2022 was a challenging year for the retail industry. According to Signifyd data, retail sales were down 16.6% mid-2022 in the EU, after witnessing a 10.6% growth during the same period in 2021. This picture is not likely to improve this year with decreasing consumer spending and a shift towards low-cost brands and lower-priced stores, reports McKinsey & Company. Their European survey noticed that six in 10 consumers changed their groceries and essential brands within July-September 2022, among them 72% switched to low-cost or private label household products. 21% of the respondents also planned to switch to a different retailer in the next three months (October-December 2022) with 27% already doing so in the previous three months. A prominent reason behind this changed behaviour comes from their quest for better value when seeking brands and retailers.
Varied payment options
Payments are undergoing a dramatic transformation. Today, an increasing number of consumers are looking for different payment options for different purchases and are likely to get disappointed when their preferred method isn’t available. UK consumers seem to be gravitating towards Buy Now Pay Later (BNPL), which accounted for 8% of e-commerce spend in 2022, up from 6% in 2021. BNPL will continue to remain an attractive proposition for consumers with rising costs and the government’s recent regulation to strengthen BNPL.

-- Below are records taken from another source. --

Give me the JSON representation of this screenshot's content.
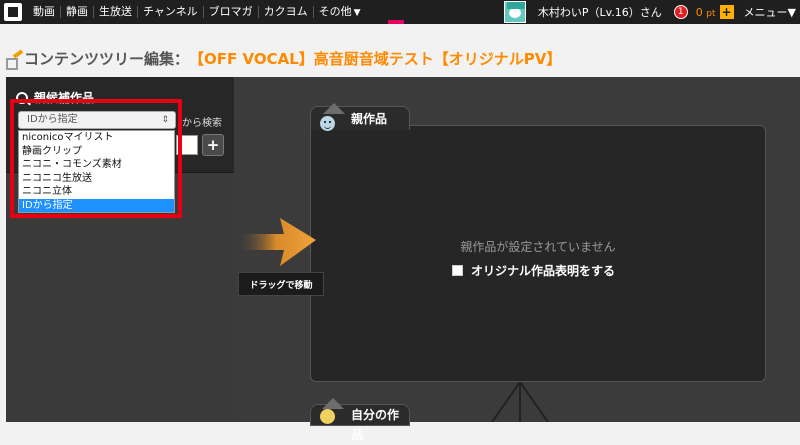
{
  "nav": {
    "items": [
      "動画",
      "静画",
      "生放送",
      "チャンネル",
      "ブロマガ",
      "カクヨム",
      "その他"
    ],
    "more_caret": "▼"
  },
  "user": {
    "name": "木村わいP（Lv.16）さん",
    "notifications": "1",
    "points_value": "0",
    "points_unit": "pt",
    "plus": "+",
    "menu_label": "メニュー▼"
  },
  "page": {
    "title_prefix": "コンテンツツリー編集：",
    "title_work": "【OFF VOCAL】高音厨音域テスト【オリジナルPV】"
  },
  "left": {
    "section_title": "親候補作品",
    "search_suffix": "から検索",
    "add_button": "+",
    "select": {
      "value": "IDから指定",
      "updown": "⇕",
      "options": [
        "niconicoマイリスト",
        "静画クリップ",
        "ニコニ・コモンズ素材",
        "ニコニコ生放送",
        "ニコニ立体",
        "IDから指定"
      ],
      "selected_index": 5
    }
  },
  "drag": {
    "label": "ドラッグで移動"
  },
  "parent": {
    "tab_label": "親作品",
    "empty_text": "親作品が設定されていません",
    "checkbox_label": "オリジナル作品表明をする"
  },
  "own": {
    "tab_label": "自分の作品"
  },
  "colors": {
    "accent": "#ff8a00",
    "highlight": "#e60012",
    "selected": "#1e90ff"
  }
}
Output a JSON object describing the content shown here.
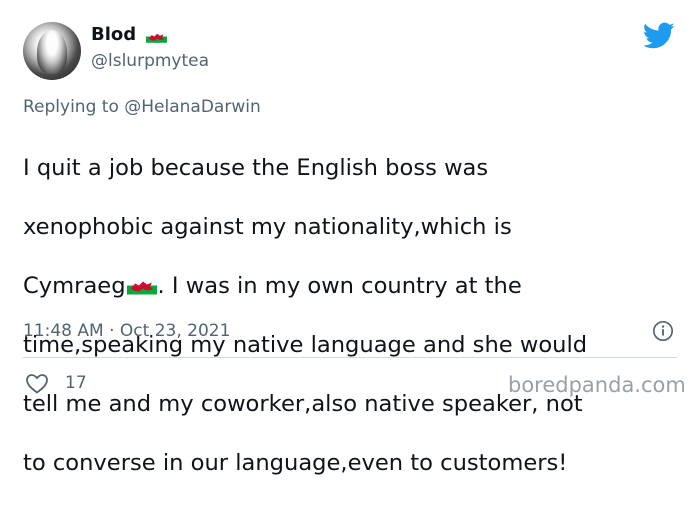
{
  "author": {
    "display_name": "Blod",
    "handle": "@lslurpmytea"
  },
  "reply_context": {
    "prefix": "Replying to",
    "mention": "@HelanaDarwin"
  },
  "tweet": {
    "lines": [
      "I quit a job because the English boss was",
      "xenophobic against my nationality,which is",
      "Cymraeg",
      ". I was in my own country at the",
      "time,speaking my native language and she would",
      "tell me and my coworker,also native speaker, not",
      "to converse in our language,even to customers!"
    ]
  },
  "timestamp": {
    "time": "11:48 AM",
    "separator": "·",
    "date": "Oct 23, 2021"
  },
  "likes": {
    "count": "17"
  },
  "watermark": "boredpanda.com",
  "icons": {
    "platform": "twitter-bird-icon",
    "flag": "welsh-flag-icon",
    "info": "info-icon",
    "like": "heart-icon"
  },
  "colors": {
    "twitter_blue": "#1d9bf0",
    "text_primary": "#0f1419",
    "text_secondary": "#536471",
    "flag_green": "#00ab39",
    "flag_red": "#d30731"
  }
}
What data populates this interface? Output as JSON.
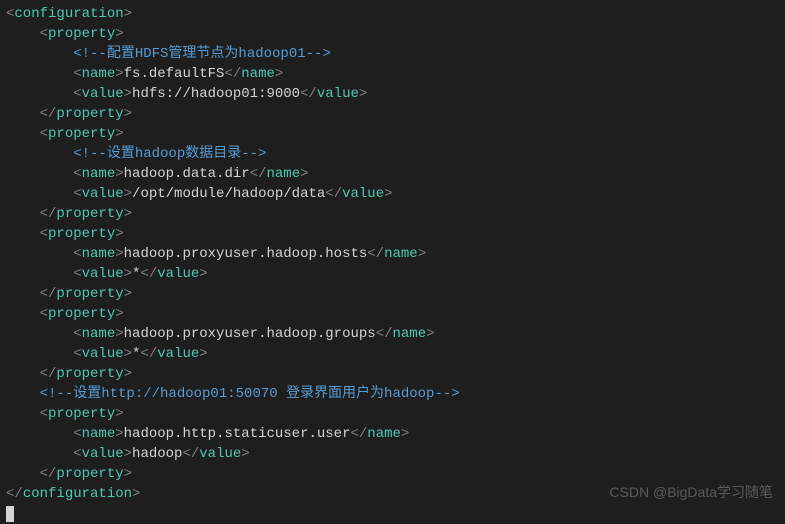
{
  "lines": [
    {
      "indent": 0,
      "type": "open",
      "tag": "configuration"
    },
    {
      "indent": 1,
      "type": "open",
      "tag": "property"
    },
    {
      "indent": 2,
      "type": "comment",
      "text": "配置HDFS管理节点为hadoop01"
    },
    {
      "indent": 2,
      "type": "pair",
      "tag": "name",
      "value": "fs.defaultFS"
    },
    {
      "indent": 2,
      "type": "pair",
      "tag": "value",
      "value": "hdfs://hadoop01:9000"
    },
    {
      "indent": 1,
      "type": "close",
      "tag": "property"
    },
    {
      "indent": 1,
      "type": "open",
      "tag": "property"
    },
    {
      "indent": 2,
      "type": "comment",
      "text": "设置hadoop数据目录"
    },
    {
      "indent": 2,
      "type": "pair",
      "tag": "name",
      "value": "hadoop.data.dir"
    },
    {
      "indent": 2,
      "type": "pair",
      "tag": "value",
      "value": "/opt/module/hadoop/data"
    },
    {
      "indent": 1,
      "type": "close",
      "tag": "property"
    },
    {
      "indent": 1,
      "type": "open",
      "tag": "property"
    },
    {
      "indent": 2,
      "type": "pair",
      "tag": "name",
      "value": "hadoop.proxyuser.hadoop.hosts"
    },
    {
      "indent": 2,
      "type": "pair",
      "tag": "value",
      "value": "*"
    },
    {
      "indent": 1,
      "type": "close",
      "tag": "property"
    },
    {
      "indent": 1,
      "type": "open",
      "tag": "property"
    },
    {
      "indent": 2,
      "type": "pair",
      "tag": "name",
      "value": "hadoop.proxyuser.hadoop.groups"
    },
    {
      "indent": 2,
      "type": "pair",
      "tag": "value",
      "value": "*"
    },
    {
      "indent": 1,
      "type": "close",
      "tag": "property"
    },
    {
      "indent": 1,
      "type": "comment",
      "text": "设置http://hadoop01:50070 登录界面用户为hadoop"
    },
    {
      "indent": 1,
      "type": "open",
      "tag": "property"
    },
    {
      "indent": 2,
      "type": "pair",
      "tag": "name",
      "value": "hadoop.http.staticuser.user"
    },
    {
      "indent": 2,
      "type": "pair",
      "tag": "value",
      "value": "hadoop"
    },
    {
      "indent": 1,
      "type": "close",
      "tag": "property"
    },
    {
      "indent": 0,
      "type": "close",
      "tag": "configuration"
    }
  ],
  "watermark": "CSDN @BigData学习随笔",
  "indentUnit": "    "
}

How Should Brands Target Frugal Shoppers?
Here comes the final and the most important part – what should brands do to appeal to this consumer base? Whilst there are multiple ways to engage this demographic, we have highlighted some of the most important factors that will help support their decision making and drive them further down the marketing funnel.
Harness their thriftiness
Your frugal consumer is seeking affordable products and services with better value. Think about offering free samples or trials, offers or discounts to not only entice them, but to also build brand visibility if you are new in the market. 63% of frugal shoppers prefer shopping online, so ensure that they have the opportunity to grab a free sample during their checkout. For instance, beauty brand Elizabeth Arden is offering free delivery and free samples with all their online orders. Easyjet recently launched their affordable package holidays with flights, hotels, baggage and transfers all included.
Lean into their loyalty
While free trials or samples, offers and discounts do hook consumers in, rewards (58%) seem to motivate them the most to advocate for brands online. Loyalty schemes, for instance, are a great way for you to lean into their desire to save money and receive awards. In 2022, McDonald’s launched their loyalty scheme wherein customers can earn points on their spending and redeem them against free food.
Offer a diversified payment option
With the cost-of-living crisis and rising online shopping habits, consumers are increasingly looking at short-term financing options like BNPL, which allows them to finance their purchase(s), interest-free, over a fixed period. Case in point, the Frasers Group who recently announced the launch of their own BNPL service called Frasers Plus, that would allow customers of all Frasers brands to defer their payment on purchases up to £2,000.
While it may take time for the global economy to recover, brands in the meantime need to keep a track on how consumers’ frugal behaviours are playing out to understand and cater to this demographic better.
As discretionary spending is set to decrease, you are probably wondering how to pivot your marketing strategy to appeal to these cost-conscious and value-focused consumers. If so, then get in touch with us today.